*Task requirements:* Reproduce each of the entries that follow, exactly.

(Web page and app entries)
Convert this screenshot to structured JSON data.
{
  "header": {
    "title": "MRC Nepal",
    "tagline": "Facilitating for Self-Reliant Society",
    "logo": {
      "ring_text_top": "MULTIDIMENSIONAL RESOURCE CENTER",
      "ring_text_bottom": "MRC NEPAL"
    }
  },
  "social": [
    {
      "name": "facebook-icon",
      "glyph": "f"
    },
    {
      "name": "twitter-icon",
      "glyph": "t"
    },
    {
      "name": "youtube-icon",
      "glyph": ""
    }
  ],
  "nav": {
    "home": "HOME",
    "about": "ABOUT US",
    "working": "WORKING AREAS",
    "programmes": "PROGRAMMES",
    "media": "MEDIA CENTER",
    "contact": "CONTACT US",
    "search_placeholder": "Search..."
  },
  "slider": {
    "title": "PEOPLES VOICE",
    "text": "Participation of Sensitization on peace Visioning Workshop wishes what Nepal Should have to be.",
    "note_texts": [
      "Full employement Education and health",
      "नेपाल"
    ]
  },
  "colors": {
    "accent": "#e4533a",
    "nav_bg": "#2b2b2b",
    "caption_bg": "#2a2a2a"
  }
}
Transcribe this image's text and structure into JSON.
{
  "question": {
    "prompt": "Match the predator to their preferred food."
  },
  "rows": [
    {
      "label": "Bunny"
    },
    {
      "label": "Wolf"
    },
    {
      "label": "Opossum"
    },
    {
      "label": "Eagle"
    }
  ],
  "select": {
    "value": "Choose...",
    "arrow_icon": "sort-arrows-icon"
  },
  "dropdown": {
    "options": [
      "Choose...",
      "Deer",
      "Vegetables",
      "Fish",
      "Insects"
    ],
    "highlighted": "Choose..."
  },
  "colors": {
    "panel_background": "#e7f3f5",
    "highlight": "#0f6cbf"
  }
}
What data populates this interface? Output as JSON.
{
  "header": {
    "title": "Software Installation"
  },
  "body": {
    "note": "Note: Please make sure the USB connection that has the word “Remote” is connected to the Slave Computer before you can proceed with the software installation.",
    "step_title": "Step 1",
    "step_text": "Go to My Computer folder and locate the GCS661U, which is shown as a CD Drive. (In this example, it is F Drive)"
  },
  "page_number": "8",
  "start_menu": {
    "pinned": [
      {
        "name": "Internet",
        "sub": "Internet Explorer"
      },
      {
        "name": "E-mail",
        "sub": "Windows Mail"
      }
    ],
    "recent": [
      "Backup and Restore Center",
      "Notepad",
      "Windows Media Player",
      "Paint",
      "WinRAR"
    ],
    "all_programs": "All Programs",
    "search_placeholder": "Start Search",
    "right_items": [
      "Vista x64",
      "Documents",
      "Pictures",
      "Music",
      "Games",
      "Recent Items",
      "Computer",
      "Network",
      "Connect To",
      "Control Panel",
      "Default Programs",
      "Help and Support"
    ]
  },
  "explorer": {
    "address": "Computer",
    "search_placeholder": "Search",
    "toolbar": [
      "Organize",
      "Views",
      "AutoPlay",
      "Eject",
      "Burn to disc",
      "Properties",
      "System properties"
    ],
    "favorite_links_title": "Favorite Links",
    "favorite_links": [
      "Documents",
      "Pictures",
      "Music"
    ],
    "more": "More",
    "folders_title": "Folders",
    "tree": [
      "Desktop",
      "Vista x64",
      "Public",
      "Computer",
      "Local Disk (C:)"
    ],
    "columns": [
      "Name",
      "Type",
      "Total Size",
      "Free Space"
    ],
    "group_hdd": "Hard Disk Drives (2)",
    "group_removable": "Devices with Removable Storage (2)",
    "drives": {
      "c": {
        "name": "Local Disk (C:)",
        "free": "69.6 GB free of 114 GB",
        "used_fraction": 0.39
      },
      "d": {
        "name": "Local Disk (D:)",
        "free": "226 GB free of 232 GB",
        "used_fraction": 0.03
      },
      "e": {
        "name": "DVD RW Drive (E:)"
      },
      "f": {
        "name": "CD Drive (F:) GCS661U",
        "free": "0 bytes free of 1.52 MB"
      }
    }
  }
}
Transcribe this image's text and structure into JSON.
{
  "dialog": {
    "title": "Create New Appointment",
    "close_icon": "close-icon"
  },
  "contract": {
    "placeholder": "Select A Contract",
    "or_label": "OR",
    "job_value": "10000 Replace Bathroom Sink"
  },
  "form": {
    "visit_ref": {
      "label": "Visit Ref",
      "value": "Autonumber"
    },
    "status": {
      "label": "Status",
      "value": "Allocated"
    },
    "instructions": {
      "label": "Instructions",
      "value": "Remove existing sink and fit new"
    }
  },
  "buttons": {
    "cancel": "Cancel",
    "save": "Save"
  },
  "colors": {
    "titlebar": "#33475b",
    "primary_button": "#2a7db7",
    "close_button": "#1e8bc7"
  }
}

*The completed task:*
Convert this screenshot to structured JSON data.
{
  "header": {
    "title": "MRC Nepal",
    "tagline": "Facilitating for Self-Reliant Society",
    "logo": {
      "ring_text_top": "MULTIDIMENSIONAL RESOURCE CENTER",
      "ring_text_bottom": "MRC NEPAL"
    }
  },
  "social": [
    {
      "name": "facebook-icon",
      "glyph": "f"
    },
    {
      "name": "twitter-icon",
      "glyph": "t"
    },
    {
      "name": "youtube-icon",
      "glyph": ""
    }
  ],
  "nav": {
    "home": "HOME",
    "about": "ABOUT US",
    "working": "WORKING AREAS",
    "programmes": "PROGRAMMES",
    "media": "MEDIA CENTER",
    "contact": "CONTACT US",
    "search_placeholder": "Search..."
  },
  "slider": {
    "title": "PEOPLES VOICE",
    "text": "Participation of Sensitization on peace Visioning Workshop wishes what Nepal Should have to be.",
    "note_texts": [
      "Full employement Education and health",
      "नेपाल"
    ]
  },
  "colors": {
    "accent": "#e4533a",
    "nav_bg": "#2b2b2b",
    "caption_bg": "#2a2a2a"
  }
}
Transcribe this image's text and structure into JSON.
{
  "question": {
    "prompt": "Match the predator to their preferred food."
  },
  "rows": [
    {
      "label": "Bunny"
    },
    {
      "label": "Wolf"
    },
    {
      "label": "Opossum"
    },
    {
      "label": "Eagle"
    }
  ],
  "select": {
    "value": "Choose...",
    "arrow_icon": "sort-arrows-icon"
  },
  "dropdown": {
    "options": [
      "Choose...",
      "Deer",
      "Vegetables",
      "Fish",
      "Insects"
    ],
    "highlighted": "Choose..."
  },
  "colors": {
    "panel_background": "#e7f3f5",
    "highlight": "#0f6cbf"
  }
}
What data populates this interface? Output as JSON.
{
  "header": {
    "title": "Software Installation"
  },
  "body": {
    "note": "Note: Please make sure the USB connection that has the word “Remote” is connected to the Slave Computer before you can proceed with the software installation.",
    "step_title": "Step 1",
    "step_text": "Go to My Computer folder and locate the GCS661U, which is shown as a CD Drive. (In this example, it is F Drive)"
  },
  "page_number": "8",
  "start_menu": {
    "pinned": [
      {
        "name": "Internet",
        "sub": "Internet Explorer"
      },
      {
        "name": "E-mail",
        "sub": "Windows Mail"
      }
    ],
    "recent": [
      "Backup and Restore Center",
      "Notepad",
      "Windows Media Player",
      "Paint",
      "WinRAR"
    ],
    "all_programs": "All Programs",
    "search_placeholder": "Start Search",
    "right_items": [
      "Vista x64",
      "Documents",
      "Pictures",
      "Music",
      "Games",
      "Recent Items",
      "Computer",
      "Network",
      "Connect To",
      "Control Panel",
      "Default Programs",
      "Help and Support"
    ]
  },
  "explorer": {
    "address": "Computer",
    "search_placeholder": "Search",
    "toolbar": [
      "Organize",
      "Views",
      "AutoPlay",
      "Eject",
      "Burn to disc",
      "Properties",
      "System properties"
    ],
    "favorite_links_title": "Favorite Links",
    "favorite_links": [
      "Documents",
      "Pictures",
      "Music"
    ],
    "more": "More",
    "folders_title": "Folders",
    "tree": [
      "Desktop",
      "Vista x64",
      "Public",
      "Computer",
      "Local Disk (C:)"
    ],
    "columns": [
      "Name",
      "Type",
      "Total Size",
      "Free Space"
    ],
    "group_hdd": "Hard Disk Drives (2)",
    "group_removable": "Devices with Removable Storage (2)",
    "drives": {
      "c": {
        "name": "Local Disk (C:)",
        "free": "69.6 GB free of 114 GB",
        "used_fraction": 0.39
      },
      "d": {
        "name": "Local Disk (D:)",
        "free": "226 GB free of 232 GB",
        "used_fraction": 0.03
      },
      "e": {
        "name": "DVD RW Drive (E:)"
      },
      "f": {
        "name": "CD Drive (F:) GCS661U",
        "free": "0 bytes free of 1.52 MB"
      }
    }
  }
}
Transcribe this image's text and structure into JSON.
{
  "dialog": {
    "title": "Create New Appointment",
    "close_icon": "close-icon"
  },
  "contract": {
    "placeholder": "Select A Contract",
    "or_label": "OR",
    "job_value": "10000 Replace Bathroom Sink"
  },
  "form": {
    "visit_ref": {
      "label": "Visit Ref",
      "value": "Autonumber"
    },
    "status": {
      "label": "Status",
      "value": "Allocated"
    },
    "instructions": {
      "label": "Instructions",
      "value": "Remove existing sink and fit new"
    }
  },
  "buttons": {
    "cancel": "Cancel",
    "save": "Save"
  },
  "colors": {
    "titlebar": "#33475b",
    "primary_button": "#2a7db7",
    "close_button": "#1e8bc7"
  }
}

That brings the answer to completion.